What is the number of lines in the entries that contain the word "ffffff"? Reply with that number only.
Top of DATA TO EXAMINE
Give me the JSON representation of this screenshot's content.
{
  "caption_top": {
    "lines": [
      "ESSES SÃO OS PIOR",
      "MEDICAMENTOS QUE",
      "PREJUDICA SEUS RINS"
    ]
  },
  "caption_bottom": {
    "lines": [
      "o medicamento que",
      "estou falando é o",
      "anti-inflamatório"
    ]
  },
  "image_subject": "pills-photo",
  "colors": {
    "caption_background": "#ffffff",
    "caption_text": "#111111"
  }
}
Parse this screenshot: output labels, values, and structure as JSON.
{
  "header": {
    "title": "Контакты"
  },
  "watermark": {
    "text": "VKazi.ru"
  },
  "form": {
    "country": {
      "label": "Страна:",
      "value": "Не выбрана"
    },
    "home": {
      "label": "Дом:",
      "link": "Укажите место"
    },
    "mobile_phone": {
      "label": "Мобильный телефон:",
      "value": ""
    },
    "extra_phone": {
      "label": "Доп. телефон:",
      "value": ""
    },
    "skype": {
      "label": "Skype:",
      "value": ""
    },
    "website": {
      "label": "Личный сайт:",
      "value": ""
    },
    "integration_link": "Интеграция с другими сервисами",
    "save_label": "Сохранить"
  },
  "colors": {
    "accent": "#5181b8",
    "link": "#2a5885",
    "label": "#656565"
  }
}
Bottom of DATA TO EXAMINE
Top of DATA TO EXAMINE
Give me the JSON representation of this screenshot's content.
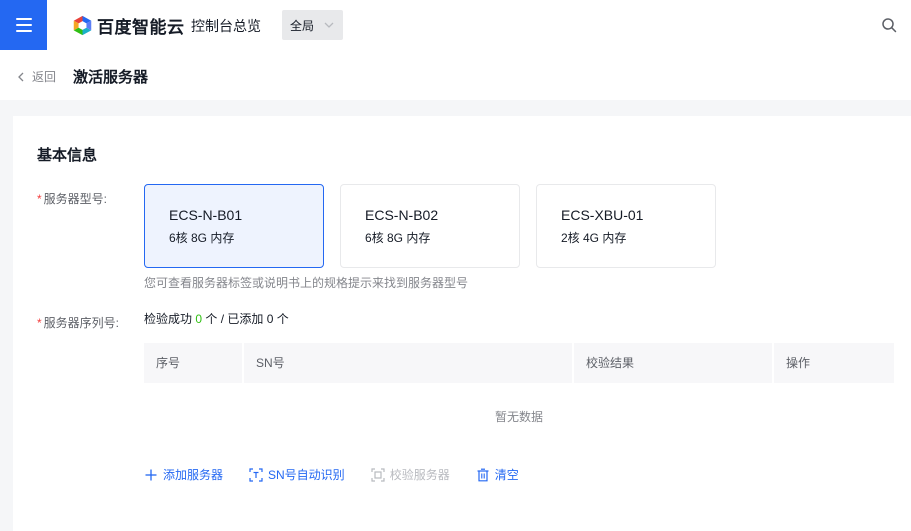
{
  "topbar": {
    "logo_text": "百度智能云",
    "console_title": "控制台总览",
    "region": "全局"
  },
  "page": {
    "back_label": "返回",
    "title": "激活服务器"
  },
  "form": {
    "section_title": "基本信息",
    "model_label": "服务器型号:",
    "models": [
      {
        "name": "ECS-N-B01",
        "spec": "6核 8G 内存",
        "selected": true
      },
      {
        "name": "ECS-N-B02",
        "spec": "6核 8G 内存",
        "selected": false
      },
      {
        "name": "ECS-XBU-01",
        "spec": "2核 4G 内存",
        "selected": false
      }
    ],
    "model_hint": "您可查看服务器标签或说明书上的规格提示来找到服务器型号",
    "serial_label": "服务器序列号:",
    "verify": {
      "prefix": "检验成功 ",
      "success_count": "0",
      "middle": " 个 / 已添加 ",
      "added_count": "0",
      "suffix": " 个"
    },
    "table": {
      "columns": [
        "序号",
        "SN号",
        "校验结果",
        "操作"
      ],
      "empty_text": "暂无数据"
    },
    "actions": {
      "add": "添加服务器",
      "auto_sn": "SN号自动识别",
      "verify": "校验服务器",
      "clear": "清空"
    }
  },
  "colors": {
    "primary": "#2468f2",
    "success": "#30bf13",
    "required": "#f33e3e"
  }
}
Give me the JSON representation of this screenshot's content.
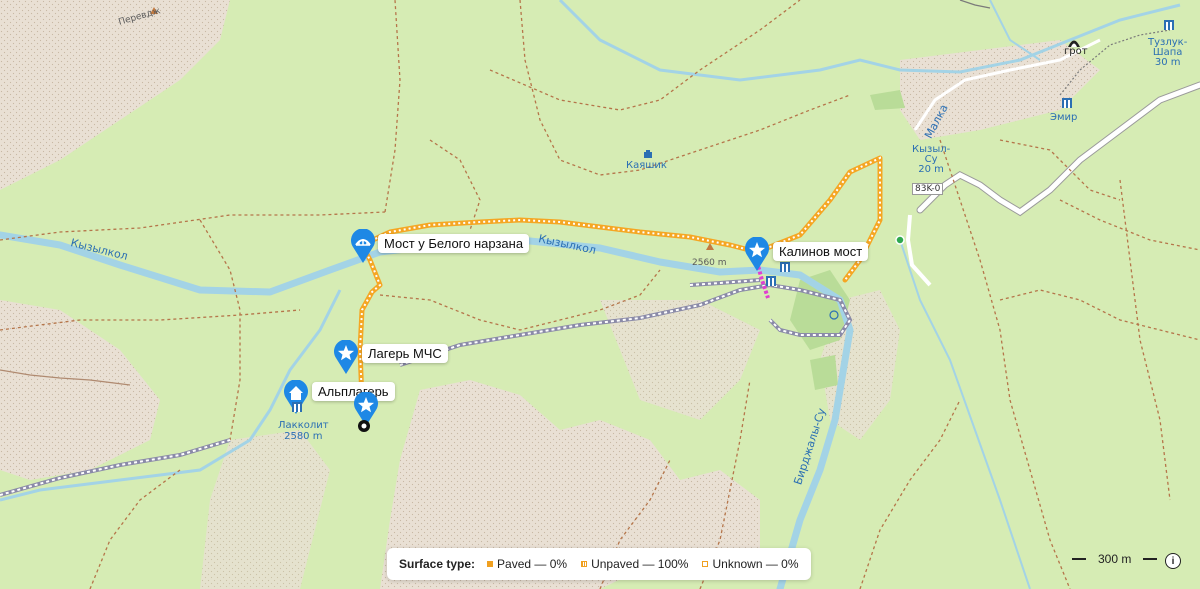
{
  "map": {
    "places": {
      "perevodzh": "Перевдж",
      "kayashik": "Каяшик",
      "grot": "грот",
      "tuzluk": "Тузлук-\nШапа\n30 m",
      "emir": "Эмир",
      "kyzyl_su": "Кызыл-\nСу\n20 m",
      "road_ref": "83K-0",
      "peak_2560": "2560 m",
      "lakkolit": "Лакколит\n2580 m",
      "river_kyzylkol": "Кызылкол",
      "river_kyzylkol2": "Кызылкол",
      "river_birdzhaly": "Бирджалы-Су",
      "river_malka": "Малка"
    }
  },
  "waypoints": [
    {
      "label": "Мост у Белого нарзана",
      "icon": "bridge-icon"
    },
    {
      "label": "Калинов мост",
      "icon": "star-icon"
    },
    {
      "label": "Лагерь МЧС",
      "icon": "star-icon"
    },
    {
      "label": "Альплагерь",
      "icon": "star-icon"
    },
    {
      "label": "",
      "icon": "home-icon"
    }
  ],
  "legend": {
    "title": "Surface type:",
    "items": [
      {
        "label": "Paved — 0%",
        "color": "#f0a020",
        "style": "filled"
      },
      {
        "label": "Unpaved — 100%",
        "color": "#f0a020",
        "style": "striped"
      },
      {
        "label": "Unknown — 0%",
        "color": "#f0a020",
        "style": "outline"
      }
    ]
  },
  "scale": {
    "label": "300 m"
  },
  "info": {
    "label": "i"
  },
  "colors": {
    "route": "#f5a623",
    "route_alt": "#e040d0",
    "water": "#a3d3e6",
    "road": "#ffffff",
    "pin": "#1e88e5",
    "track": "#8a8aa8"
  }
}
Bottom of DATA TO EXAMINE
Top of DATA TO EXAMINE
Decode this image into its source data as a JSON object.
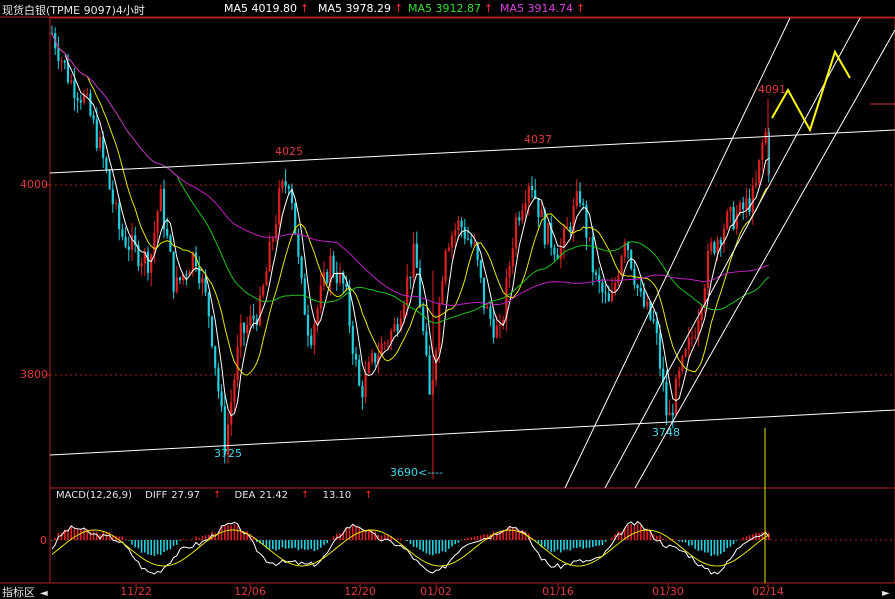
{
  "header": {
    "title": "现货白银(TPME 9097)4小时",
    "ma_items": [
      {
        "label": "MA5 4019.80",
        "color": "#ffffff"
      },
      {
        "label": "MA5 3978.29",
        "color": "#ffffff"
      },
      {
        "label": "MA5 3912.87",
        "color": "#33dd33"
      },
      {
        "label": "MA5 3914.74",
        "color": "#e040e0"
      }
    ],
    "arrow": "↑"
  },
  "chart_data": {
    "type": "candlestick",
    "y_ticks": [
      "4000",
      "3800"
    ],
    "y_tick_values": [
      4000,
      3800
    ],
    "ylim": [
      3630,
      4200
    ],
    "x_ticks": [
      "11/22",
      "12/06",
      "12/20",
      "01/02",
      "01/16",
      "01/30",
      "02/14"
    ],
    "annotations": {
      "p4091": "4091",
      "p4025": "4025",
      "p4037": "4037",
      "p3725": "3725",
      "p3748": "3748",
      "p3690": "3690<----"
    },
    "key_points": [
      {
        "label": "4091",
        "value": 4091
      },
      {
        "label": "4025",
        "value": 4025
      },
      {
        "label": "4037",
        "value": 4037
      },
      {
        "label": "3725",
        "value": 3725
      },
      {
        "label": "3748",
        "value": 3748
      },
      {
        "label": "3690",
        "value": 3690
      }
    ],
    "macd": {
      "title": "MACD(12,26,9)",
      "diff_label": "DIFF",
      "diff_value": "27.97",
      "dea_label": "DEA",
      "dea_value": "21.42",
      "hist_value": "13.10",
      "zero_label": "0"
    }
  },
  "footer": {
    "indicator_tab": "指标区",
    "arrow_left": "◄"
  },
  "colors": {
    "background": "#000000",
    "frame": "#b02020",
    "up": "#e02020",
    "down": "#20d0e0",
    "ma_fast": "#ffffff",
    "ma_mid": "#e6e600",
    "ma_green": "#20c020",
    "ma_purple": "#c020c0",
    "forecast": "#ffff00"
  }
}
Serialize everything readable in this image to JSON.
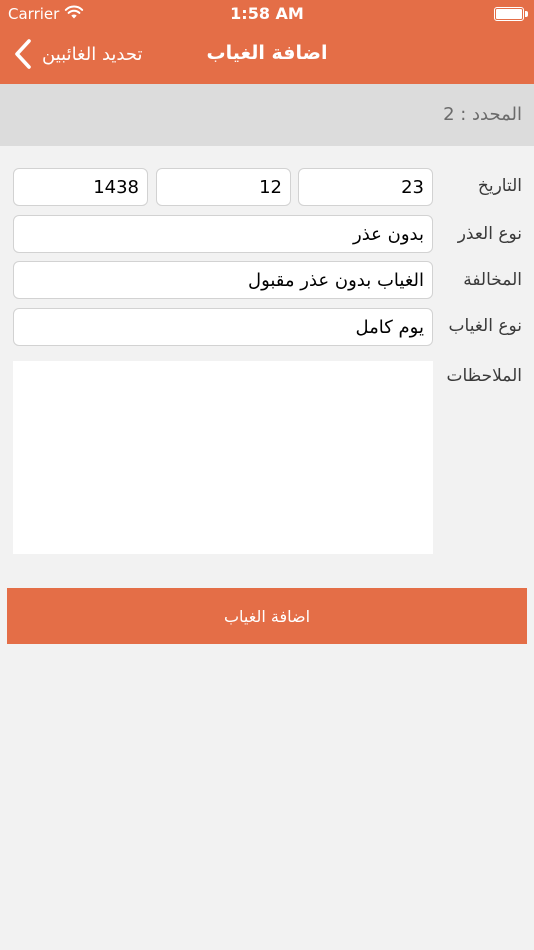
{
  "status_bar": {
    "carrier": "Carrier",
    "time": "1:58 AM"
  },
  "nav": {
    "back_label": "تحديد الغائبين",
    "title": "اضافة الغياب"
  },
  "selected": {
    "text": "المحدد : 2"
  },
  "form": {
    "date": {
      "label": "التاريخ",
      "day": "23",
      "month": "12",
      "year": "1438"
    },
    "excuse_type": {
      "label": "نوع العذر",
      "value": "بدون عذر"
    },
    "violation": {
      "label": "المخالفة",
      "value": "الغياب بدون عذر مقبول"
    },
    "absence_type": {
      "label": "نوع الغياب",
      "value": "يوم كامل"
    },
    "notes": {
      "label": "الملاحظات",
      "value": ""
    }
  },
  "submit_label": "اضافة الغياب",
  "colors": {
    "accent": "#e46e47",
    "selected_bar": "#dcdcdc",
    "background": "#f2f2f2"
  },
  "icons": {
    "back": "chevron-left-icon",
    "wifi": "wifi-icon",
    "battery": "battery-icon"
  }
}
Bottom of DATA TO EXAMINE
### TASK ANSWER
5